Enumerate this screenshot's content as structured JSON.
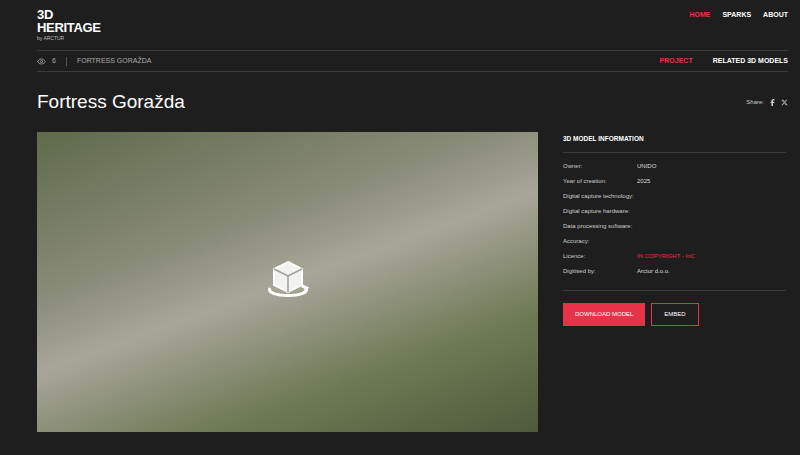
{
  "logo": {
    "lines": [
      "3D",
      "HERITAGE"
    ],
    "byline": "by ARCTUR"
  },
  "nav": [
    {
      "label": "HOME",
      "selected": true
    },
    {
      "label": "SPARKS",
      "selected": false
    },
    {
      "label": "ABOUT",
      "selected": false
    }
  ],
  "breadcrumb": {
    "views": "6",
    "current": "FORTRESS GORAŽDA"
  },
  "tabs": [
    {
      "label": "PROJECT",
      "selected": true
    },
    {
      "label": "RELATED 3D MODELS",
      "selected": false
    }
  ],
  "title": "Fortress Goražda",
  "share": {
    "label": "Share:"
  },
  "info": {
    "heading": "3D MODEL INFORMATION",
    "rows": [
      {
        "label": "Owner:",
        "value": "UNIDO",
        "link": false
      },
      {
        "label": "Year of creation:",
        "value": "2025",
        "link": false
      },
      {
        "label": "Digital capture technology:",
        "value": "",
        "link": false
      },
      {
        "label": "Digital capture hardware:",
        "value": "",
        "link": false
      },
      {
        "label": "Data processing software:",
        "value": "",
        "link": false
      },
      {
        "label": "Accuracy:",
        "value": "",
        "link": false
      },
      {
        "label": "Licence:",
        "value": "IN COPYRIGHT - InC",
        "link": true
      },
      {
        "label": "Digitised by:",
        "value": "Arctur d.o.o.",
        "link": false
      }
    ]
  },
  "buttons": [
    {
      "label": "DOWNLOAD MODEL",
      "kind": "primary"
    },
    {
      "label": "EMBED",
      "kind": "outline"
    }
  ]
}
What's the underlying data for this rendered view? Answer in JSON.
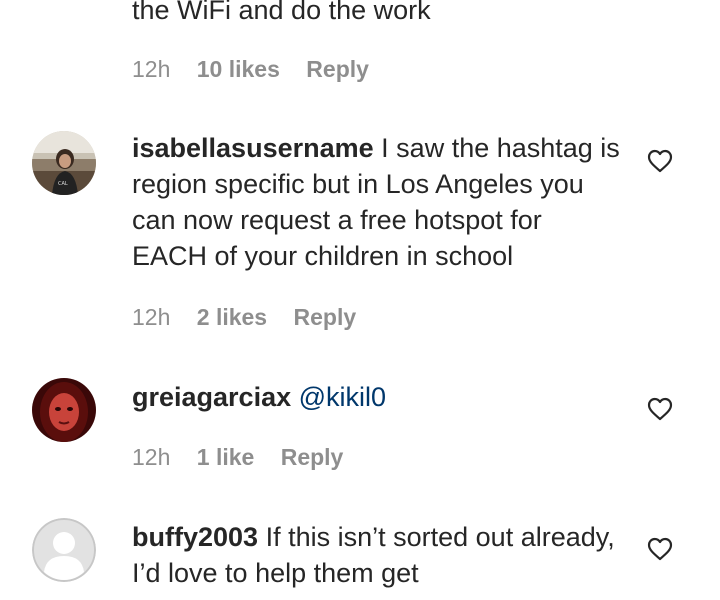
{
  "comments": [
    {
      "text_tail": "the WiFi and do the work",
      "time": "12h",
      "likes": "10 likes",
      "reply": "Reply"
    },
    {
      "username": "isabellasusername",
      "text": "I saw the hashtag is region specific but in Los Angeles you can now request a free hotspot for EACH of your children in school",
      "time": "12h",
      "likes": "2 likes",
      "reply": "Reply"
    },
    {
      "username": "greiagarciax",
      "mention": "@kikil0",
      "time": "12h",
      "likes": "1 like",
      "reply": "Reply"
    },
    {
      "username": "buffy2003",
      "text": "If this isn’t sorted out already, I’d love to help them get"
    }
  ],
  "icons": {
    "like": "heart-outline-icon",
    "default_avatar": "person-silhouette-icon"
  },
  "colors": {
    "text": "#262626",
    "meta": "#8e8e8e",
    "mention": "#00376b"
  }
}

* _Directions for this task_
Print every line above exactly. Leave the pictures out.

* _Your response_
Enumerate this screenshot's content as structured JSON.
{
  "logo": {
    "lines": [
      "3D",
      "HERITAGE"
    ],
    "byline": "by ARCTUR"
  },
  "nav": [
    {
      "label": "HOME",
      "selected": true
    },
    {
      "label": "SPARKS",
      "selected": false
    },
    {
      "label": "ABOUT",
      "selected": false
    }
  ],
  "breadcrumb": {
    "views": "6",
    "current": "FORTRESS GORAŽDA"
  },
  "tabs": [
    {
      "label": "PROJECT",
      "selected": true
    },
    {
      "label": "RELATED 3D MODELS",
      "selected": false
    }
  ],
  "title": "Fortress Goražda",
  "share": {
    "label": "Share:"
  },
  "info": {
    "heading": "3D MODEL INFORMATION",
    "rows": [
      {
        "label": "Owner:",
        "value": "UNIDO",
        "link": false
      },
      {
        "label": "Year of creation:",
        "value": "2025",
        "link": false
      },
      {
        "label": "Digital capture technology:",
        "value": "",
        "link": false
      },
      {
        "label": "Digital capture hardware:",
        "value": "",
        "link": false
      },
      {
        "label": "Data processing software:",
        "value": "",
        "link": false
      },
      {
        "label": "Accuracy:",
        "value": "",
        "link": false
      },
      {
        "label": "Licence:",
        "value": "IN COPYRIGHT - InC",
        "link": true
      },
      {
        "label": "Digitised by:",
        "value": "Arctur d.o.o.",
        "link": false
      }
    ]
  },
  "buttons": [
    {
      "label": "DOWNLOAD MODEL",
      "kind": "primary"
    },
    {
      "label": "EMBED",
      "kind": "outline"
    }
  ]
}
What's the underlying data for this rendered view? Answer in JSON.
{
  "comments": [
    {
      "text_tail": "the WiFi and do the work",
      "time": "12h",
      "likes": "10 likes",
      "reply": "Reply"
    },
    {
      "username": "isabellasusername",
      "text": "I saw the hashtag is region specific but in Los Angeles you can now request a free hotspot for EACH of your children in school",
      "time": "12h",
      "likes": "2 likes",
      "reply": "Reply"
    },
    {
      "username": "greiagarciax",
      "mention": "@kikil0",
      "time": "12h",
      "likes": "1 like",
      "reply": "Reply"
    },
    {
      "username": "buffy2003",
      "text": "If this isn’t sorted out already, I’d love to help them get"
    }
  ],
  "icons": {
    "like": "heart-outline-icon",
    "default_avatar": "person-silhouette-icon"
  },
  "colors": {
    "text": "#262626",
    "meta": "#8e8e8e",
    "mention": "#00376b"
  }
}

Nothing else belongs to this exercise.